Mary is the Mother of Jesus and the Mother of all of us even though it was Christ alone who reposed on her knees . . . If He is ours, we ought to be in His situation; there where He is, we ought also to be and all that He has ought to be ours, and His mother is also our mother.
And I might have seen that that is quite consistent with the Catholic interpretation of John 19:26-27
When Jesus saw his mother there, and the disciple whom he loved standing nearby, he said to her, “Woman, here is your son,” and to the disciple, “Here is your mother.” From that time on, this disciple took her into his home.
As well as the Catholic understanding of Revelation 12:17
So the dragon was enraged with the woman, and went off to make war with the rest of her children, who keep the commandments of God and hold to the testimony of Jesus.
Did Jesus have brothers and sisters?

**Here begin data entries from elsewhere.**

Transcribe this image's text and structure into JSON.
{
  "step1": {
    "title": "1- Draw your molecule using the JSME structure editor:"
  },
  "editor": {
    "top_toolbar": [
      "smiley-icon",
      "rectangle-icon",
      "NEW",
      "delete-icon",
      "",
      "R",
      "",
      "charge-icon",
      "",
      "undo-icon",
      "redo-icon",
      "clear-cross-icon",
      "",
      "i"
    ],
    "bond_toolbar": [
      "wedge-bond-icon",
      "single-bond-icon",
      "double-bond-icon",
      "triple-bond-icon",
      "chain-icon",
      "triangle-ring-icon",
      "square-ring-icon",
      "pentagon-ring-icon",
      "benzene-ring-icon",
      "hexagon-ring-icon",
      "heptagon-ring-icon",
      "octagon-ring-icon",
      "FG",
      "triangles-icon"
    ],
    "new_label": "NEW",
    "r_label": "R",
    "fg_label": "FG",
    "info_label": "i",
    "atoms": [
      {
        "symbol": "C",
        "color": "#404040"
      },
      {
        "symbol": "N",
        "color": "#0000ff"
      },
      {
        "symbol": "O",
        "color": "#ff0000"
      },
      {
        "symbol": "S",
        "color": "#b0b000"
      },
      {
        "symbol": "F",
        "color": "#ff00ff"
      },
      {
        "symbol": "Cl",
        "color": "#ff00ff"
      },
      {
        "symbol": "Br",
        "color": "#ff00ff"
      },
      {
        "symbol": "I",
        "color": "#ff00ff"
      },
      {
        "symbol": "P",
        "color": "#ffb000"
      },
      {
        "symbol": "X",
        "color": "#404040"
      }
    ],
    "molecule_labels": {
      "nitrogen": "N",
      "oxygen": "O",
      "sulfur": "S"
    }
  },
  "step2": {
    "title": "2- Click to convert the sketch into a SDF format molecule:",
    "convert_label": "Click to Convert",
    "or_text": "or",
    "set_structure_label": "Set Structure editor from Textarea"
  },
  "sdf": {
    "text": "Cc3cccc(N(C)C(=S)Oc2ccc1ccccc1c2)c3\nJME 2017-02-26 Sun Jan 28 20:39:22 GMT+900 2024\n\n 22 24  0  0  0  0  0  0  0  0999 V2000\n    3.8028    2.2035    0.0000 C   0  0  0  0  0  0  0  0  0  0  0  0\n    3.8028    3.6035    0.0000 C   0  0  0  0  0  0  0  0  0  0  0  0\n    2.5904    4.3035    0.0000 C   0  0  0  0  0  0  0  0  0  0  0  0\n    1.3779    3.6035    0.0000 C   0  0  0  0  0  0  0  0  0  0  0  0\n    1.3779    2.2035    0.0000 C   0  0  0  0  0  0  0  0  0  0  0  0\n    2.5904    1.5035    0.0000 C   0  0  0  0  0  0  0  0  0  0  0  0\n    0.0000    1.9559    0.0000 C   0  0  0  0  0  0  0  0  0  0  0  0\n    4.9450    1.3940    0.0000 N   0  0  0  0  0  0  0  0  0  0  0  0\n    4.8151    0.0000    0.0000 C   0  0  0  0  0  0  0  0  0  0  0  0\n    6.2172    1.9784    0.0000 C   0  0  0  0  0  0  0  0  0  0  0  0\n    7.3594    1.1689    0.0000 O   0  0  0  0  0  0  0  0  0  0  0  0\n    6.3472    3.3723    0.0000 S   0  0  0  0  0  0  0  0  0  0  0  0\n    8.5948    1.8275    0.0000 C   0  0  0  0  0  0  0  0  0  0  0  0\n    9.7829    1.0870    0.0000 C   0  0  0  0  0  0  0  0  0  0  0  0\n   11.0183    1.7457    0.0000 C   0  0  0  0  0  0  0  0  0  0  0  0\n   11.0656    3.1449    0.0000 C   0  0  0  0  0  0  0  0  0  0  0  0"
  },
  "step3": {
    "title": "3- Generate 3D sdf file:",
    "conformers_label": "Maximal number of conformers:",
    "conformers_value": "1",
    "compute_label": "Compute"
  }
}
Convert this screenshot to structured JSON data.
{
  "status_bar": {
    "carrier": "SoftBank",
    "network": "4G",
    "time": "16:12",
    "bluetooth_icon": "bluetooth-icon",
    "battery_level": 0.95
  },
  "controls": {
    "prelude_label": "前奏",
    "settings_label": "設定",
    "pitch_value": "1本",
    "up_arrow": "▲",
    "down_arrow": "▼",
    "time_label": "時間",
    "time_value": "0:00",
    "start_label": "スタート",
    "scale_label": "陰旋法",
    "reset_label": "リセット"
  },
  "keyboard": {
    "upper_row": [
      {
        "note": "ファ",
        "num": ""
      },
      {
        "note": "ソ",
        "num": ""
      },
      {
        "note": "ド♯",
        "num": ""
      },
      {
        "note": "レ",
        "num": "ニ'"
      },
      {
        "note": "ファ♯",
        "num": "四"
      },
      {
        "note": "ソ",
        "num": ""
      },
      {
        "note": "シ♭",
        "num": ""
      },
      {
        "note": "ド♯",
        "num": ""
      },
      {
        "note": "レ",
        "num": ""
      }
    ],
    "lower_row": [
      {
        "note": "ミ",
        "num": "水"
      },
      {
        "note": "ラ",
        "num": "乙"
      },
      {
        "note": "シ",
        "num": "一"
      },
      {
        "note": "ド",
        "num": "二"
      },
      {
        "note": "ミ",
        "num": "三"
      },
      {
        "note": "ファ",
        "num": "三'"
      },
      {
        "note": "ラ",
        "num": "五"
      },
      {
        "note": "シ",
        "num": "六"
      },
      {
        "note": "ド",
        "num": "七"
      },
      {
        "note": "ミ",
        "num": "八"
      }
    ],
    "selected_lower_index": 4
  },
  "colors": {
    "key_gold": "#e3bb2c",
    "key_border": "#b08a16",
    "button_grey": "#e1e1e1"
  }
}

Biologically speaking, no – He certainly did not. The perpetual virginity of Mary is a doctrine supported by Scripture and adhered to by noted Catholic and Protestant theologians alike. Spiritually, however, Mary has been most fruitful. As the Church Fathers put it, she is “the mother of all the living.” All believers are “children of Mary;” she is the mother of Catholic “you” and even of little old Protestant “me”….
So, really, only one question remains:
Seriously, why didn’t you Catholics ask me to explain this stuff to you sooner??
On the memorial of St. Anthony of Padua
Deo omnis gloria!